Italy have had their A+ rating cut a level reducing their Standard and Poor’s (S&P) sovereign rating to A.
The decision has angered Italian prime minister Silvio Berlusconi. Alex Hawkes writes:
Italian prime minister Silvio Berlusconi swiftly attacked S&P, claiming the ratings agency’s action was “dictated more by newspaper stories than by reality”.
S&P cut Italy’s government debt rating to A/A-1 from A+/A-1+ and said Italy’s economic growth prospects were getting weaker, with planned reforms by the government not expected to help much.
The credit rating agency has kept the outlook for Italy as negative.

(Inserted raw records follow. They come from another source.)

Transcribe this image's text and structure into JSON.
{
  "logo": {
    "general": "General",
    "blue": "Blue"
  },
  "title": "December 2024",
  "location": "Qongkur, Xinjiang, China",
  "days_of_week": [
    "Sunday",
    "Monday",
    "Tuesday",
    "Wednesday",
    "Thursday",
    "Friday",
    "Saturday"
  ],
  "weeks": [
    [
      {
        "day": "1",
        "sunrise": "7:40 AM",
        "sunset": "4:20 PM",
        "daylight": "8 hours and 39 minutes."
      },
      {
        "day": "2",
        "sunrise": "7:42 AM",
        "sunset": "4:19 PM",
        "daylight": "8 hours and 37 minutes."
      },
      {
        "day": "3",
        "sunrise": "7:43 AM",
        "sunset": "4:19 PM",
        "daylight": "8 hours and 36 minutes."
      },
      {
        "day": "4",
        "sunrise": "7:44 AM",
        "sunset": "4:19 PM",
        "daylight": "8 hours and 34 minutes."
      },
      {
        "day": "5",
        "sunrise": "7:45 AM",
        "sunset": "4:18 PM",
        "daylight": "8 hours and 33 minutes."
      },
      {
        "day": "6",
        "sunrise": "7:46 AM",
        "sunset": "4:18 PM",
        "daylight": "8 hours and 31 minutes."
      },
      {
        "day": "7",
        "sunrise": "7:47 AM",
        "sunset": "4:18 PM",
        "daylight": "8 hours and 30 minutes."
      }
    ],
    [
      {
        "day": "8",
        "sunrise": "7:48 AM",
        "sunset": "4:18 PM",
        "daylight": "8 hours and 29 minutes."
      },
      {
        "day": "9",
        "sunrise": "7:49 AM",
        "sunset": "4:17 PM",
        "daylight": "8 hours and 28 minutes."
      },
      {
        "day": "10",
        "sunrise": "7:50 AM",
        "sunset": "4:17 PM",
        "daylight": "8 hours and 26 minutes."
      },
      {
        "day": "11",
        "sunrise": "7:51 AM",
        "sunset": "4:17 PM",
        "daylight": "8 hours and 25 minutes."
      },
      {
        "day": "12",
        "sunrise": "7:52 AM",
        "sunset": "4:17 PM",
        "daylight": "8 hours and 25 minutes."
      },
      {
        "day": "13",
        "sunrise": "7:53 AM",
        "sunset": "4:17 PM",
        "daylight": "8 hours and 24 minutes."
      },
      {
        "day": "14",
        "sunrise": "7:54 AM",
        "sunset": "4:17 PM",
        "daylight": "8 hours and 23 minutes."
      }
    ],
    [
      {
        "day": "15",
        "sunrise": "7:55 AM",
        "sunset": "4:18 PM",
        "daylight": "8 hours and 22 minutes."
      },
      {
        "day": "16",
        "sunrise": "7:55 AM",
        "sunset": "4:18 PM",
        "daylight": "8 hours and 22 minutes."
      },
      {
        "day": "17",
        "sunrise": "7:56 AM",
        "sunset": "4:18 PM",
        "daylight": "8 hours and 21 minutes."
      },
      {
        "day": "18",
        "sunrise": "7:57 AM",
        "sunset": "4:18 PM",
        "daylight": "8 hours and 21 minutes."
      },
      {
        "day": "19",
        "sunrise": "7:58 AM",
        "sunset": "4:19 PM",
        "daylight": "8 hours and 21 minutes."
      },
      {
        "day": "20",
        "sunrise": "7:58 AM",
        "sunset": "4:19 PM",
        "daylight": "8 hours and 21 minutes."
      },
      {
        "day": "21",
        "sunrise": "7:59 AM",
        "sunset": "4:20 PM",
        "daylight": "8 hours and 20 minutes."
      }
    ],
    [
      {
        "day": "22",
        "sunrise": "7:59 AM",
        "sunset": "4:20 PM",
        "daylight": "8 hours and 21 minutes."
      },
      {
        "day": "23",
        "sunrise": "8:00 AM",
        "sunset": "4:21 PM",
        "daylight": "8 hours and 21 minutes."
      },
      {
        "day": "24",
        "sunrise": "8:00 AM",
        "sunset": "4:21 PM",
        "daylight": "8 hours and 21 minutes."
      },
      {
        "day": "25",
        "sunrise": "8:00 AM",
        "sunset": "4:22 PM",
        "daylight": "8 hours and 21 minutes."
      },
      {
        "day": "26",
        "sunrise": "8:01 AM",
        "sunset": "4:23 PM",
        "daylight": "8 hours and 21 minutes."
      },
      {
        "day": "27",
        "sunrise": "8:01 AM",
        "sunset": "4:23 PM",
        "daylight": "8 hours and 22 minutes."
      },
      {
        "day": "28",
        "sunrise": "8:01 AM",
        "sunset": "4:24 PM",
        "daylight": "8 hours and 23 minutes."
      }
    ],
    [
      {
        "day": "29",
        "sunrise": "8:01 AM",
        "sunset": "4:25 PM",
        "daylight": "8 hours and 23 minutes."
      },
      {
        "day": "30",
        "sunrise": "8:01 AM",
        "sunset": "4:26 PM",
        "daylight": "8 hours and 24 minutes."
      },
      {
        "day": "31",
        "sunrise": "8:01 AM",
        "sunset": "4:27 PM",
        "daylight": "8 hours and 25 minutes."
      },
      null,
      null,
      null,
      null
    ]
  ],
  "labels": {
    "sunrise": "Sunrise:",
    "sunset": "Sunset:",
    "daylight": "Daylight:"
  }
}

Last month America lost its prestigious AAA rating when S&P downgraded it to AA+, despite a deal being drawn to raise the US debt ceiling.
S&P warned back in July that the US faced a 50-50 chance of having their credit rating cut within the next three months. Shortly after the agency put the US on a negative watch, the value of the dollar fell.
Moody’s have re-assessed the credit ratings of several countries this year. Ireland had their credit rating slashed earlier this year , down two notches to Baa3 – leaving it at just above junk status, with the verdict being delivered as the Euro dropped against the dollar. Portugal and Greece also saw their credit ratings being slashed by the agency.
Portugal had their credit rating slashed at the beginning of the year from A1 to A3 after Moody’s stated concerns over the country’s subdued growth for the next few years and Greece had their ratings re-assessed which brought their rating down to B1 amidst furious opposition from the Greek government.
So, who are the ratings agencies? The big three agencies are Fitch, Moody’s and Standard & Poors. What they do is assess how likely a borrower is to be able to repay its debts and help those trading debt contracts in the secondary market.
That means for those trading debt contracts such as treasury gilts after they’ve been issued, ratings agencies help assess a fair price to charge. Ratings agencies have been criticised for having too much clout in jittery markets during the financial crisis. They were widely attacked for failing to warn of the risks posed by certain securities, in particular mortgage-backed securities.
Losing your rating or being downgraded can have a fatal effect on your country’s ability to borrow money on the markets.
Thanks to the three big agencies, we can bring you the ratings of countries around the world as of today. Because each agency’s approach is slightly different, we’ve colour-coded them in three broad categories too.